Granted, Skinner isn't really a hip-hop artist -- a fact that's been lost on many U.S. scribes. The deluge of words that flood his latest platter are generally delivered monologue-style, with Skinner only occasionally attempting to reach notes that he misses as often as he hits. Over ultra-simple backdrops, our protagonist tells the predictable story of a doomed relationship, which he tries to tart up via the enthusiastic use of Guy Ritchie language. This tack works better on the aggressive screed "Such a Twat" than it does on "Dry Your Eyes," an interminable exercise in sentimental twaddle.

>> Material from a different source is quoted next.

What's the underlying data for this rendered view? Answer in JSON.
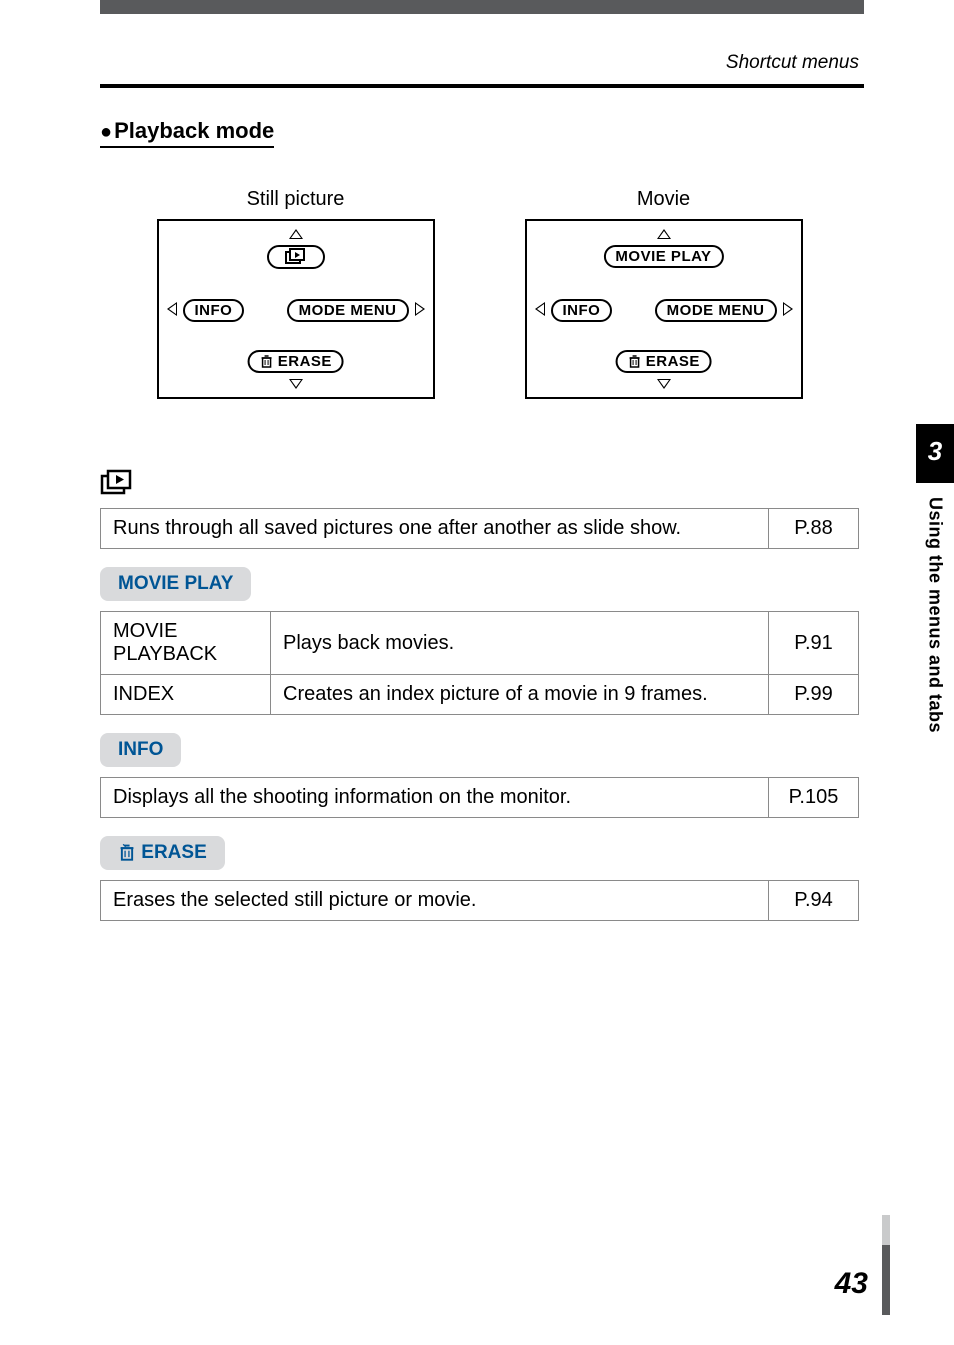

"Fit But You Know It," in which Skinner natters like a git between repetitions of a quasi-catchy chorus, might sound moderately amusing in a different context, and "Get Out of My House," a sonic spat straight out of Absolutely Fabulous, earns a few chuckles before becoming mired in redundancy. The same can be said about the disc as a whole. The longer it goes on, the more tiresome Skinner becomes -- although maybe not as tedious as that next critics' roundtable.